**THE TASK**:
Repeat the entries exactly. Leave nothing out.

------ SUPPLIED INFORMATION

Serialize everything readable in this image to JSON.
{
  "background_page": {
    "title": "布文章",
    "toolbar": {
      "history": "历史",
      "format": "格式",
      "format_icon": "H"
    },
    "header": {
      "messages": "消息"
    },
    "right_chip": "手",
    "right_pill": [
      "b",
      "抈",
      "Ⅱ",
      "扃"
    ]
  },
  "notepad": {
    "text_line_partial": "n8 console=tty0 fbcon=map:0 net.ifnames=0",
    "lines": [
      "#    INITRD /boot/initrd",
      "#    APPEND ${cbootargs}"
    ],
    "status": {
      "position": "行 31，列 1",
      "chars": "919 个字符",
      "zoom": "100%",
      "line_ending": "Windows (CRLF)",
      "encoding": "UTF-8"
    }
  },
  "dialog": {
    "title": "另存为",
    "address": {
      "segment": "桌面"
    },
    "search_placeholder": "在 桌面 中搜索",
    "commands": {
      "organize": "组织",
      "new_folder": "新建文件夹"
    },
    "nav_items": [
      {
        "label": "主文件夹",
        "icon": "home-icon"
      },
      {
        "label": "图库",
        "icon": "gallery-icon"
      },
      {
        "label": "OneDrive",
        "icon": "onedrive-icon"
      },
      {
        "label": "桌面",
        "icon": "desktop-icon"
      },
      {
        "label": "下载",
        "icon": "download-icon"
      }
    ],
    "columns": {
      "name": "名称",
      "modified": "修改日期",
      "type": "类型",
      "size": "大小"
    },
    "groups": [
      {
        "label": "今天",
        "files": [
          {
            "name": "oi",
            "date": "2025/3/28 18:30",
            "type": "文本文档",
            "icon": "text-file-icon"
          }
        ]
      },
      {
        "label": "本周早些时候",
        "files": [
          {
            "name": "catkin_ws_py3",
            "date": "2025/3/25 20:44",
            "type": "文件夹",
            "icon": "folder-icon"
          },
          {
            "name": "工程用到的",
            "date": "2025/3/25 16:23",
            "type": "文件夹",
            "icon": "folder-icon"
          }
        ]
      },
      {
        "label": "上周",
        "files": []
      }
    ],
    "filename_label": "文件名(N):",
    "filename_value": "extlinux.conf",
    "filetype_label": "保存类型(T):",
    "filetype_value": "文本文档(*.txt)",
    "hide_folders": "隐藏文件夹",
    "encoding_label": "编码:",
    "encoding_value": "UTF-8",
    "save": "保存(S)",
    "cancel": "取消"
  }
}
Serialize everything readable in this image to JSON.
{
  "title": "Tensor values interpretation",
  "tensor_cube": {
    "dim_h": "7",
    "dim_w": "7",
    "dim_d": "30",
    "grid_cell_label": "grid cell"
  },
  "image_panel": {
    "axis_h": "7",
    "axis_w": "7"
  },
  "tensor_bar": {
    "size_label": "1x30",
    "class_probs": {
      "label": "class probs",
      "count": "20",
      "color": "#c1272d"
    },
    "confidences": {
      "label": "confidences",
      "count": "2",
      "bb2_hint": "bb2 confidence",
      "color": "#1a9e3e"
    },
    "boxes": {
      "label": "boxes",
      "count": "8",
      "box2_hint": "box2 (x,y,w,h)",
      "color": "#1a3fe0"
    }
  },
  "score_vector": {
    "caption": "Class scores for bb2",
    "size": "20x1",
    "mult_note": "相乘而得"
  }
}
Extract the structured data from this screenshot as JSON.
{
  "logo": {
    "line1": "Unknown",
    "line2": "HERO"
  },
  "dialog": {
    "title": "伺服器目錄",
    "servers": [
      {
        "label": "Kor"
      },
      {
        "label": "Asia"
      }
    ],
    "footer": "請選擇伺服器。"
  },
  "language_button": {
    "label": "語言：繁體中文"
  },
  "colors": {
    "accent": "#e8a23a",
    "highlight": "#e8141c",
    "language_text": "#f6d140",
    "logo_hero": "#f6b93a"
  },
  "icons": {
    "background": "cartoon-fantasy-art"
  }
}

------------

**RESPONSE TO THE EXERCISE**:
Serialize everything readable in this image to JSON.
{
  "background_page": {
    "title": "布文章",
    "toolbar": {
      "history": "历史",
      "format": "格式",
      "format_icon": "H"
    },
    "header": {
      "messages": "消息"
    },
    "right_chip": "手",
    "right_pill": [
      "b",
      "抈",
      "Ⅱ",
      "扃"
    ]
  },
  "notepad": {
    "text_line_partial": "n8 console=tty0 fbcon=map:0 net.ifnames=0",
    "lines": [
      "#    INITRD /boot/initrd",
      "#    APPEND ${cbootargs}"
    ],
    "status": {
      "position": "行 31，列 1",
      "chars": "919 个字符",
      "zoom": "100%",
      "line_ending": "Windows (CRLF)",
      "encoding": "UTF-8"
    }
  },
  "dialog": {
    "title": "另存为",
    "address": {
      "segment": "桌面"
    },
    "search_placeholder": "在 桌面 中搜索",
    "commands": {
      "organize": "组织",
      "new_folder": "新建文件夹"
    },
    "nav_items": [
      {
        "label": "主文件夹",
        "icon": "home-icon"
      },
      {
        "label": "图库",
        "icon": "gallery-icon"
      },
      {
        "label": "OneDrive",
        "icon": "onedrive-icon"
      },
      {
        "label": "桌面",
        "icon": "desktop-icon"
      },
      {
        "label": "下载",
        "icon": "download-icon"
      }
    ],
    "columns": {
      "name": "名称",
      "modified": "修改日期",
      "type": "类型",
      "size": "大小"
    },
    "groups": [
      {
        "label": "今天",
        "files": [
          {
            "name": "oi",
            "date": "2025/3/28 18:30",
            "type": "文本文档",
            "icon": "text-file-icon"
          }
        ]
      },
      {
        "label": "本周早些时候",
        "files": [
          {
            "name": "catkin_ws_py3",
            "date": "2025/3/25 20:44",
            "type": "文件夹",
            "icon": "folder-icon"
          },
          {
            "name": "工程用到的",
            "date": "2025/3/25 16:23",
            "type": "文件夹",
            "icon": "folder-icon"
          }
        ]
      },
      {
        "label": "上周",
        "files": []
      }
    ],
    "filename_label": "文件名(N):",
    "filename_value": "extlinux.conf",
    "filetype_label": "保存类型(T):",
    "filetype_value": "文本文档(*.txt)",
    "hide_folders": "隐藏文件夹",
    "encoding_label": "编码:",
    "encoding_value": "UTF-8",
    "save": "保存(S)",
    "cancel": "取消"
  }
}
Serialize everything readable in this image to JSON.
{
  "title": "Tensor values interpretation",
  "tensor_cube": {
    "dim_h": "7",
    "dim_w": "7",
    "dim_d": "30",
    "grid_cell_label": "grid cell"
  },
  "image_panel": {
    "axis_h": "7",
    "axis_w": "7"
  },
  "tensor_bar": {
    "size_label": "1x30",
    "class_probs": {
      "label": "class probs",
      "count": "20",
      "color": "#c1272d"
    },
    "confidences": {
      "label": "confidences",
      "count": "2",
      "bb2_hint": "bb2 confidence",
      "color": "#1a9e3e"
    },
    "boxes": {
      "label": "boxes",
      "count": "8",
      "box2_hint": "box2 (x,y,w,h)",
      "color": "#1a3fe0"
    }
  },
  "score_vector": {
    "caption": "Class scores for bb2",
    "size": "20x1",
    "mult_note": "相乘而得"
  }
}
Extract the structured data from this screenshot as JSON.
{
  "logo": {
    "line1": "Unknown",
    "line2": "HERO"
  },
  "dialog": {
    "title": "伺服器目錄",
    "servers": [
      {
        "label": "Kor"
      },
      {
        "label": "Asia"
      }
    ],
    "footer": "請選擇伺服器。"
  },
  "language_button": {
    "label": "語言：繁體中文"
  },
  "colors": {
    "accent": "#e8a23a",
    "highlight": "#e8141c",
    "language_text": "#f6d140",
    "logo_hero": "#f6b93a"
  },
  "icons": {
    "background": "cartoon-fantasy-art"
  }
}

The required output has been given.